▸ Work order
Read the lines of the data below and retrieve those with "siempre".

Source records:
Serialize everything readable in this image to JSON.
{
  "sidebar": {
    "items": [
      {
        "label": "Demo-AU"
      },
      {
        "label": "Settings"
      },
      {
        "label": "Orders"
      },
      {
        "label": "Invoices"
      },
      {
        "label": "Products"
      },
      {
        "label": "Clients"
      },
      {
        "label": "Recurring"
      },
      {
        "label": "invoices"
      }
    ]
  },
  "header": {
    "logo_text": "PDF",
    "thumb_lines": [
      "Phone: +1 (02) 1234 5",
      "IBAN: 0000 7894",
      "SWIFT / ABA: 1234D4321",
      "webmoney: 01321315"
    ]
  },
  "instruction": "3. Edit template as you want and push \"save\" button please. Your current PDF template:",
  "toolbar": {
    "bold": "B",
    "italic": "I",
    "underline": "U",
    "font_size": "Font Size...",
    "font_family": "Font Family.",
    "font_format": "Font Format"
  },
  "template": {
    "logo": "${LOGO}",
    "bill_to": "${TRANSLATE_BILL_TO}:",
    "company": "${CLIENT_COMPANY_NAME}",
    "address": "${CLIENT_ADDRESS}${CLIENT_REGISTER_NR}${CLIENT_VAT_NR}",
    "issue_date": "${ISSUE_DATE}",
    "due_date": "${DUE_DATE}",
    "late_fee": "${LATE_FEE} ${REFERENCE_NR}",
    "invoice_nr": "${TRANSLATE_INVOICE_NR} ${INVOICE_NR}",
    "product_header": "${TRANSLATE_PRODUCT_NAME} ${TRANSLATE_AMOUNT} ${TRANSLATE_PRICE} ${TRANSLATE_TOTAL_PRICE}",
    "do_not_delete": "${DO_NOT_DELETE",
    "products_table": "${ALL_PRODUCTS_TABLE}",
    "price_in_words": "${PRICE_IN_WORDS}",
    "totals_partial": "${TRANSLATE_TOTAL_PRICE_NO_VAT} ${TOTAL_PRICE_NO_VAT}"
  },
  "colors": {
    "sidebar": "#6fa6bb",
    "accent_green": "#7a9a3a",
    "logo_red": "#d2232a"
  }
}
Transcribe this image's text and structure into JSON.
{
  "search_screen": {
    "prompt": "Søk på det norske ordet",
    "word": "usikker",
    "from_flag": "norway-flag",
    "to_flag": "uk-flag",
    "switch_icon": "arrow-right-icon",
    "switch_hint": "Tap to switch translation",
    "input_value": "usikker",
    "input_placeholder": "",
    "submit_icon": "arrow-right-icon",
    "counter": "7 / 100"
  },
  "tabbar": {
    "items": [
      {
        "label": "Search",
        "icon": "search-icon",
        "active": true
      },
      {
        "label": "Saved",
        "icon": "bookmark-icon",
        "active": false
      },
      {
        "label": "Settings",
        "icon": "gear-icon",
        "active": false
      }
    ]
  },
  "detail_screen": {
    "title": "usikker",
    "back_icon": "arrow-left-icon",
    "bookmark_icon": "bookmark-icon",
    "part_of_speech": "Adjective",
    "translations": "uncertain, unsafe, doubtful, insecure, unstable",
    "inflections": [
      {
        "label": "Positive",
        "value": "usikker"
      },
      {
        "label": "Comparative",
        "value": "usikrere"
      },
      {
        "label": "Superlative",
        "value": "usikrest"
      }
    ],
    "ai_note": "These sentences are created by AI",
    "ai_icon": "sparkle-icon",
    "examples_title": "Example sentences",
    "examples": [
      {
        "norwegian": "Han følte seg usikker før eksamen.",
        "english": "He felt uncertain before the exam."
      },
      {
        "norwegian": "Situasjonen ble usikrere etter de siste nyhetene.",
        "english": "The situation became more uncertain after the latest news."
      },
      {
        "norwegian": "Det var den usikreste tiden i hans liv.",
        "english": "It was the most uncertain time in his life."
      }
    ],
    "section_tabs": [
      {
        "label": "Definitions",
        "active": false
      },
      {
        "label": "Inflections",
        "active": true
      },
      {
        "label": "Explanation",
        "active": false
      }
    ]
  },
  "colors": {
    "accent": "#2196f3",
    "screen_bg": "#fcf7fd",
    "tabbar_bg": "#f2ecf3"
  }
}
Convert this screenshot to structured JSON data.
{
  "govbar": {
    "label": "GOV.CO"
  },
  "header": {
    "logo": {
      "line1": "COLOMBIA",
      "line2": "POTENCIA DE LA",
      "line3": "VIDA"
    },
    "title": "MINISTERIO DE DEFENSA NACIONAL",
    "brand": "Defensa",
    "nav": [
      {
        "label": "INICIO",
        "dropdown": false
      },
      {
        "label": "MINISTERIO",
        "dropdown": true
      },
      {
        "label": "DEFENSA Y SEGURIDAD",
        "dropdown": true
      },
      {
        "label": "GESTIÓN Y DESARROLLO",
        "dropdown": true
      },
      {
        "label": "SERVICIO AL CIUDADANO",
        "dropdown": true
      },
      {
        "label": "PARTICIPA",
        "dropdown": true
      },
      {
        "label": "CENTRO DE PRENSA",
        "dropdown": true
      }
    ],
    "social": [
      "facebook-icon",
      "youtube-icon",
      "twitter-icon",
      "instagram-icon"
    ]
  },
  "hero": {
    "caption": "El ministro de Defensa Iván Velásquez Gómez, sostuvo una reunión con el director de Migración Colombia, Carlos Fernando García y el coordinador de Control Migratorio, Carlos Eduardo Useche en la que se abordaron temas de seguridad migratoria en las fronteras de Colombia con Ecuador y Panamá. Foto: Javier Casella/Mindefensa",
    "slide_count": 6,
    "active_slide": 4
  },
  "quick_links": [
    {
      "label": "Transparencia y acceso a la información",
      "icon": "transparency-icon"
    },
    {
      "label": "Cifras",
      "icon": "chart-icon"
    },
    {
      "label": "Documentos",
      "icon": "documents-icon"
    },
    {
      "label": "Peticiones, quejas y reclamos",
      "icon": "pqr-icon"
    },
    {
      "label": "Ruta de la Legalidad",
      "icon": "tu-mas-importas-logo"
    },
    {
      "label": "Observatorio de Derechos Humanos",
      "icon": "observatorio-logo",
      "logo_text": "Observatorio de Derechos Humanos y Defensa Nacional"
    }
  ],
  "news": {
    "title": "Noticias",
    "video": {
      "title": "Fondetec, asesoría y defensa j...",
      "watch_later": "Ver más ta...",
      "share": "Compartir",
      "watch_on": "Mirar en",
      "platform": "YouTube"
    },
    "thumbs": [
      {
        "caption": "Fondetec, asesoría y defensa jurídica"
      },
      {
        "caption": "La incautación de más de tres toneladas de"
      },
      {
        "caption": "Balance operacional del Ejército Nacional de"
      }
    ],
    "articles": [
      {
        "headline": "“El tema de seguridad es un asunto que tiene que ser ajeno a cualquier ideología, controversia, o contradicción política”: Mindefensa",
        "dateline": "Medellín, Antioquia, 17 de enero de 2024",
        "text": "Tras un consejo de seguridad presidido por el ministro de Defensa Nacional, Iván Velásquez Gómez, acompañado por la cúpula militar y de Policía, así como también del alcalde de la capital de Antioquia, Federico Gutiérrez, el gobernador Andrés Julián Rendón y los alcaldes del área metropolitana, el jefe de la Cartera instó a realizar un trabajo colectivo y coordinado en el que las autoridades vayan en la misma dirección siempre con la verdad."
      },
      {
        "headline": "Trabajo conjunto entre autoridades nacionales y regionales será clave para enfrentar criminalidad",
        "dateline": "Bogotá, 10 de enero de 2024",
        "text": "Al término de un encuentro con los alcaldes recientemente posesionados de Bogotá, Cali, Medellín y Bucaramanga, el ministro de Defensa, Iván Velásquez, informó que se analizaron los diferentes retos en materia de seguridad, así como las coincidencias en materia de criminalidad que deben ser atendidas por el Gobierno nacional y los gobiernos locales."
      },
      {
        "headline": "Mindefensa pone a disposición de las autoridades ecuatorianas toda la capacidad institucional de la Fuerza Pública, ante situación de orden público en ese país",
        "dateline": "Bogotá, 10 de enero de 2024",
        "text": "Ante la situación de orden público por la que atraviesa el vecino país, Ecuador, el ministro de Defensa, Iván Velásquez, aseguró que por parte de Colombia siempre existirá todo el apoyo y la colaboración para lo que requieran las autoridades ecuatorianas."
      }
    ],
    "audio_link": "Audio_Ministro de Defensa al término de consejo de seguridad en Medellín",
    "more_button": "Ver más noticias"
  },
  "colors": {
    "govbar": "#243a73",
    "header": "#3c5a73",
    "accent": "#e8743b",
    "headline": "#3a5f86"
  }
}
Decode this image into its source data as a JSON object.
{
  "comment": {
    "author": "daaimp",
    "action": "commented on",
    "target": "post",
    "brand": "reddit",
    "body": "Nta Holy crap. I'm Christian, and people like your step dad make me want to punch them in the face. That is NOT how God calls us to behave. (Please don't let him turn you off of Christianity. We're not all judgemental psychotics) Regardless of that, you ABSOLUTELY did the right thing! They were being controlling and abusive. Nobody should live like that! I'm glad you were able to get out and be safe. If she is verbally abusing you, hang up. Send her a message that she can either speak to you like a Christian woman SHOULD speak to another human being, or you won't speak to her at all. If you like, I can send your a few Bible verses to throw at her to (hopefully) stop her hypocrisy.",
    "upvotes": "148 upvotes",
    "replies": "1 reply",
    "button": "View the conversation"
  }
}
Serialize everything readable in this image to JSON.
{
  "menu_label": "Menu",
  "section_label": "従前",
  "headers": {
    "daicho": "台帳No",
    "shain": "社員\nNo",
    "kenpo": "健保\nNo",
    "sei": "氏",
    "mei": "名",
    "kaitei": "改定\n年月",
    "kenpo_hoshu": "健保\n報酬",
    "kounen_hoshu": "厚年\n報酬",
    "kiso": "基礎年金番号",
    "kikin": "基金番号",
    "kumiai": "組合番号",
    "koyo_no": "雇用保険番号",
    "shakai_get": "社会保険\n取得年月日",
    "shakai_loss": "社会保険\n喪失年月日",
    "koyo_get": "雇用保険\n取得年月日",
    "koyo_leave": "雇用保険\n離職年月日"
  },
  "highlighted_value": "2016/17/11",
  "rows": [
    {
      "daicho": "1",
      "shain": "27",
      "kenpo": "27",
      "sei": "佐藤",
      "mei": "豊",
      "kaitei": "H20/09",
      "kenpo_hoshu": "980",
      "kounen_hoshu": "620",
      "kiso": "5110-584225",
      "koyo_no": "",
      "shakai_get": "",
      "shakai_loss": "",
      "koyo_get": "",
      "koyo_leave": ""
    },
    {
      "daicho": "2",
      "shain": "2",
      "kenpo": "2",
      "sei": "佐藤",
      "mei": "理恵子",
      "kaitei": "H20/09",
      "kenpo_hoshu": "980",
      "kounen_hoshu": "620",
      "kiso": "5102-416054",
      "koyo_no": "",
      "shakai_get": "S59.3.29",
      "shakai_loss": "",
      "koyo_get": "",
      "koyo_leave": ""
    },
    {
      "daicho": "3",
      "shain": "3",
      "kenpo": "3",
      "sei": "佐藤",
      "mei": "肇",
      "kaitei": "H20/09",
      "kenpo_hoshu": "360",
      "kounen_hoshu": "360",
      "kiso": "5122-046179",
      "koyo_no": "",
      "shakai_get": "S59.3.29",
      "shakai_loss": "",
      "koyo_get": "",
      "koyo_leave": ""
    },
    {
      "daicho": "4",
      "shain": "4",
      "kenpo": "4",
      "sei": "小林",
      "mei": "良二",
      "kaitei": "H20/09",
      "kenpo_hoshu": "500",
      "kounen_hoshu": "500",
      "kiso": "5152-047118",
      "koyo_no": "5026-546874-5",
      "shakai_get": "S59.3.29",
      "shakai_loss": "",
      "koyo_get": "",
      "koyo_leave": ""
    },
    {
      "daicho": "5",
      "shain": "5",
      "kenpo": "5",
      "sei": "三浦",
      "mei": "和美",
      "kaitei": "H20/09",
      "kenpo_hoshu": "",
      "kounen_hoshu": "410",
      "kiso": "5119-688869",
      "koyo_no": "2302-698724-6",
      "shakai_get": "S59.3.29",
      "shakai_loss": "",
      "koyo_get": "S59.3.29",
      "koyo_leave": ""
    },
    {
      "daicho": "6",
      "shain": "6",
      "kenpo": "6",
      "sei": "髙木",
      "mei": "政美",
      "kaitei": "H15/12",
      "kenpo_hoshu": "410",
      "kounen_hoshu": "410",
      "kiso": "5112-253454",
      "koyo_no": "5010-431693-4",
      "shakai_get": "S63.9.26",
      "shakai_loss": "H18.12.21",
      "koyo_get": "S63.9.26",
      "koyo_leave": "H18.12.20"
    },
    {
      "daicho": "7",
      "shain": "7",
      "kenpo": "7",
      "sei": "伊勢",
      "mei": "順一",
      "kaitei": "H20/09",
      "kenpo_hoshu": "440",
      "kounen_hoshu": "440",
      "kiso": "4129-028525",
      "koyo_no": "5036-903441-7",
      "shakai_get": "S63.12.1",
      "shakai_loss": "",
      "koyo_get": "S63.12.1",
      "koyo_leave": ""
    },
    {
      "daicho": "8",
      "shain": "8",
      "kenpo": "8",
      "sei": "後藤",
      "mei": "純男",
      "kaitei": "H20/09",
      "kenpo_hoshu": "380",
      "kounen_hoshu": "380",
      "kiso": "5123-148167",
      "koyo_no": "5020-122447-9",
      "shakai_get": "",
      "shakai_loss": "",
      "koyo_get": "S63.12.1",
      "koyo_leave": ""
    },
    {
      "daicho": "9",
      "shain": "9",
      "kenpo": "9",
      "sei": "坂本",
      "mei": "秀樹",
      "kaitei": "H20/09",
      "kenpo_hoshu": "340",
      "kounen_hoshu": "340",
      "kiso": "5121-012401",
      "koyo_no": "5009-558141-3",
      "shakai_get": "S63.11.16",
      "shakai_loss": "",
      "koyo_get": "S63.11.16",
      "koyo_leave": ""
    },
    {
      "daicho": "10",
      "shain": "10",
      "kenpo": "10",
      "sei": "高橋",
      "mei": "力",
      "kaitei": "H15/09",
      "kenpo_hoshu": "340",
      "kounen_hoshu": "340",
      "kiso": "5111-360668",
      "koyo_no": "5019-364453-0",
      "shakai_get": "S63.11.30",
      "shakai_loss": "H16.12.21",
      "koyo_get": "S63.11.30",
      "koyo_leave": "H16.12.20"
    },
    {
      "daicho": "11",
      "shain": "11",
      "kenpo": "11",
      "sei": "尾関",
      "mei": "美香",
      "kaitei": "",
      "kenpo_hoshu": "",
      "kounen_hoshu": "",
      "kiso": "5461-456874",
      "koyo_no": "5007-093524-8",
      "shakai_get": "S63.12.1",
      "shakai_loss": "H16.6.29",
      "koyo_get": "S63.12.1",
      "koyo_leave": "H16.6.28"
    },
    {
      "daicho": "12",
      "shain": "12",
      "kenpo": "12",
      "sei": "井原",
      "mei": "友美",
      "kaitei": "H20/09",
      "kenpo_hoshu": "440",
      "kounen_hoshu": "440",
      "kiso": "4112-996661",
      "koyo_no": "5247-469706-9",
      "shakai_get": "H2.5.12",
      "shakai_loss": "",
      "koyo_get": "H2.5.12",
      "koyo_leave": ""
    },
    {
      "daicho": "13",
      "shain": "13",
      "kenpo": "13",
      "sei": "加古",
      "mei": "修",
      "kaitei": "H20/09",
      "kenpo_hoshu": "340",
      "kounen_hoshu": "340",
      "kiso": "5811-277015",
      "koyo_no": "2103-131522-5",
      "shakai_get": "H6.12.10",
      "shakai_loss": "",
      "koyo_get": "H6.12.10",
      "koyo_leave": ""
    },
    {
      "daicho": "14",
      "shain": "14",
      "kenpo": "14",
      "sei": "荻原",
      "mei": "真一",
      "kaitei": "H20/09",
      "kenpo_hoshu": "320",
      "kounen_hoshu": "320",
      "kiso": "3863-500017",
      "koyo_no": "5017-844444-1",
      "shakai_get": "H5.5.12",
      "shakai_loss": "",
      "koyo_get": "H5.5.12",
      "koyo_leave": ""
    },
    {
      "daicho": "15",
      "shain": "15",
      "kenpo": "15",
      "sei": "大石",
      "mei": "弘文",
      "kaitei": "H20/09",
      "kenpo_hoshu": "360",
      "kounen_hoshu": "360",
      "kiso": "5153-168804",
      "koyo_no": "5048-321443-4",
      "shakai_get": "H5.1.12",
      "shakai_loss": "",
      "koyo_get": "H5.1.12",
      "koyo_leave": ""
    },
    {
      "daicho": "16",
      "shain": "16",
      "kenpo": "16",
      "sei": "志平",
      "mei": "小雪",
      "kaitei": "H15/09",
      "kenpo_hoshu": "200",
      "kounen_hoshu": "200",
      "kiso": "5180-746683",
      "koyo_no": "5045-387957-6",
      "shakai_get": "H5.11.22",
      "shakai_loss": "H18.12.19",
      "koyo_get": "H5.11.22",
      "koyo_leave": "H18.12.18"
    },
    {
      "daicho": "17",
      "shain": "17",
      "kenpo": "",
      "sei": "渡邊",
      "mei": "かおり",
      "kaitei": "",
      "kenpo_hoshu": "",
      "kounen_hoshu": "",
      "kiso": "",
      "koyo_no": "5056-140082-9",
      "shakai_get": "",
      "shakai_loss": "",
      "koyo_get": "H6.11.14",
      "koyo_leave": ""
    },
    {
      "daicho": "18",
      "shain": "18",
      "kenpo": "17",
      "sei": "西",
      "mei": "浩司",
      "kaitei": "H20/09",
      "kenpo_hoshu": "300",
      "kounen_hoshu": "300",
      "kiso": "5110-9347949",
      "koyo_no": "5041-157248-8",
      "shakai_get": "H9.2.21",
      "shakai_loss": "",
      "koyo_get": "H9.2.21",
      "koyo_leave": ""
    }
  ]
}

▸ Task response
        "text": "Tras un consejo de seguridad presidido por el ministro de Defensa Nacional, Iván Velásquez Gómez, acompañado por la cúpula militar y de Policía, así como también del alcalde de la capital de Antioquia, Federico Gutiérrez, el gobernador Andrés Julián Rendón y los alcaldes del área metropolitana, el jefe de la Cartera instó a realizar un trabajo colectivo y coordinado en el que las autoridades vayan en la misma dirección siempre con la verdad."
        "text": "Ante la situación de orden público por la que atraviesa el vecino país, Ecuador, el ministro de Defensa, Iván Velásquez, aseguró que por parte de Colombia siempre existirá todo el apoyo y la colaboración para lo que requieran las autoridades ecuatorianas."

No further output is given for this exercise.